“It was extremely poignant to be able to pay my respects to our fellow destroyermen who made the ultimate sacrifice so that others could remain free,” he said.

As with the visit to Sealion Island, the memorial was maintained - a tradition observed by all visiting RN warships who help the family who live on the island who already proudly look after the memorial on our behalf all year round. 

Chefs from the Falklands’ Mount Pleasant complex also paid their respects at the Sheffield cross when they visited Sealion Island on a wildlife photography expedition.

Eight chefs or caterers were killed by the Exocet missile – it struck near the Type 42’s galley.

Among those paying a silent tribute was PO Rod Morton. “In front of me, from nowhere a cara cara landed on top of the cross, looking over the area of HMS Sheffield’s final resting place, as though keeping watch, which presented an unforgettable photo opportunity,” he said. 

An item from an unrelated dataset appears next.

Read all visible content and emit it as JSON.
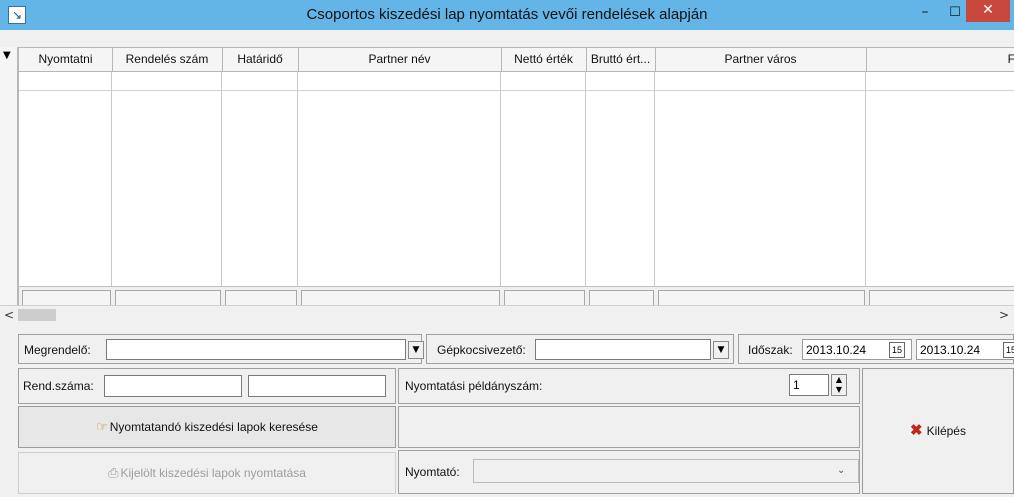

“To have come all this way to pay my respects, on a beautiful day, was reward enough but to have a cara cara as sentry was unforgettable.”

The roll of honour for HMS Sheffield is:

LT CDR D I BALFOUR                         
LT CDR J S WOODHEAD
S/LT R C EMLY
MAA B WELSH
WEA A C EGGINGTON
WEA1 K R F SULLIVAN
WEMN2 B J WALLIS
ACWEMN M TILL
POWEM A R NORMAN
POMEM(M) D R BRIGGS

POCK R FAGAN
LCK A K WELLSTEAD
LCK A MARSHALL
LMEM(M) A J KNOWLES       
CK A C SWALLOW
CK D E OSBORNE
CK N A GOODALL
CA D COPE
CK K J WILLIAMS
L C KEUNG


Those lost in HMS Coventry were:               

LT CDR G S ROBINSON-MOLTKE      
LT R R HEATH
WEM(O)1 I P HALL
WEA/APP I R WILLIAMS
ACWEA J D L CADDY
AWEM(R)1 J K DOBSON
AWEM(N)1 D J A OZBIRN
AWEA1 D A STRICKLAND
AWEA2 P P WHITE

PO(S) M G FOWLER
APOCA S R DAWSON
LRO(W) B J STILL
MEM(M)1 F O ARMES
MEA(M)l P B CALLUS
MEA2 G L J STOCKWELL
AAB(EW) A D SUNDERLAND 
MEM(M)2 S TONKIN
ACK I E TURNBULL